Great Lakes and Central States Report
Gas prices are more expensive on the week across the Great Lakes and Central region with three states landing on this week top 10 list with the biggest increases: Kentucky (+10 cents), Missouri (+9 cents) and Indiana (+7 cents). Nebraska ($2.56) was the only state in the region to see no change at the pump this week.
Kentucky (+37 cents) and Indiana (+35 cents) are the leading states in the region with the largest year-over-year increase. Ohio (+17 cents) has the region’s and country’s lowest year-over-year difference in gas prices.
With a nearly 500,000 bbl draw, gasoline inventories continue to sit above the 58 million bbl mark. The region carries the second-highest inventory level in the country – second to the South and Southeast’s 84 million bbl.
Bordering states and rank in lowest gas prices around the country
AAA Mobile App
Motorists can find current gas prices along their route with the free AAA Mobile app for iPhone, iPad and Android. The app can also be used to map a route, find discounts, book a hotel and access AAA roadside assistance. Learn more at AAA.com/mobile.
Derek Nester was born and raised in Blue Rapids and graduated from Valley Heights High School in 2000. He attended Cowley College in Arkansas City and Johnson County Community College in Overland Park studying Journalism & Media Communications. In 2002 Derek joined Taylor Communications, Inc. in Salina, Kansas working in digital media for 550 AM KFRM and 100.9 FM KCLY. Following that stop, he joined Dierking Communications, Inc. stations KNDY AM & FM as a board operator and fill-in sports play-by-play announcer. Starting in 2005 Derek joined the Kansas City Chiefs Radio Network as a Studio Coordinator at 101 The Fox in Kansas City, a role he would serve for 15 years culminating in the Super Bowl LIV Championship game broadcast. In 2021 he moved to Audacy, formerly known as Entercom Communications, Inc. and 106.5 The Wolf and 610 Sports Radio, the new flagship stations of the Kansas City Chiefs Radio Network, the largest radio network in the NFL. Through all of this, Derek continues to serve as the Digital Media Director for Sunflower State Radio, the digital and social media operations of Dierking Communications, Inc. and the 6 radio stations it owns and operates across Kansas.
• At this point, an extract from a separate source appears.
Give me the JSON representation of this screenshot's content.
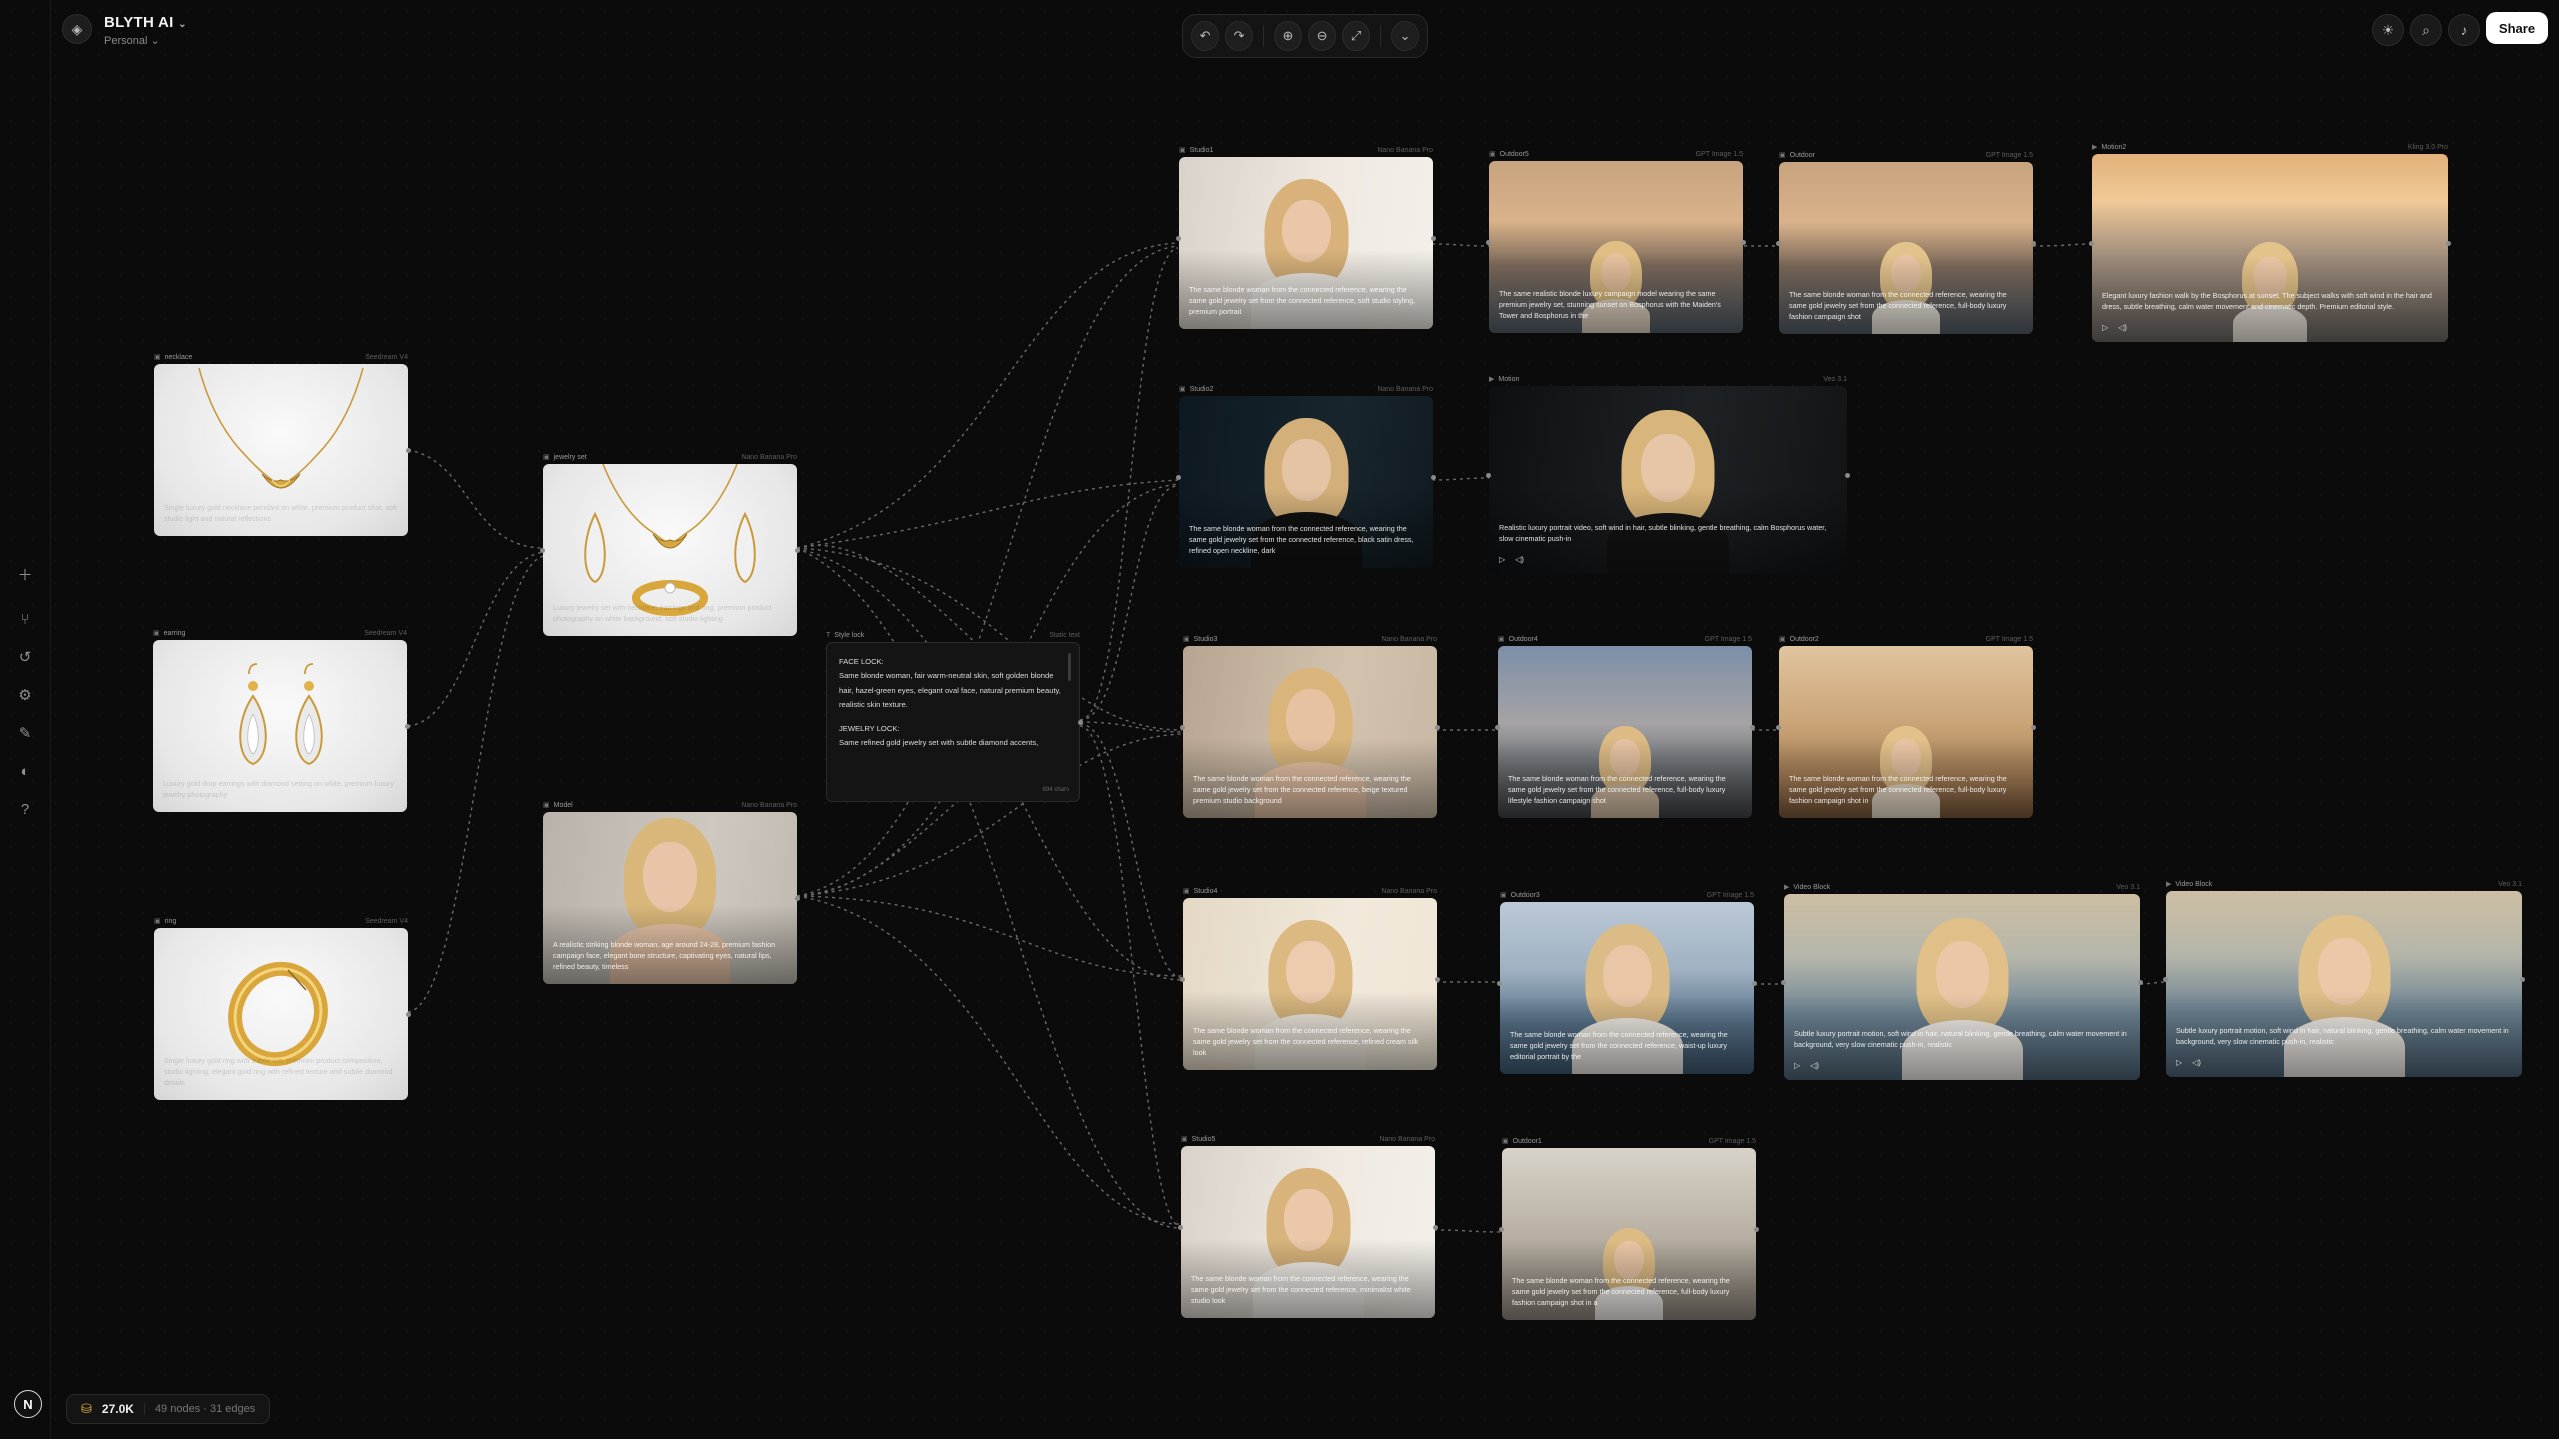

Sunflower State Radio is the digital platform for Dierking Communications, Inc. serving Kansas from our broadcast studios in Marysville, Glen Elder, and Norton, Kansas. KNDY AM & FM Marysville; KDNS-FM & KZDY-FM Glen Elder; KQNK AM & FM Norton.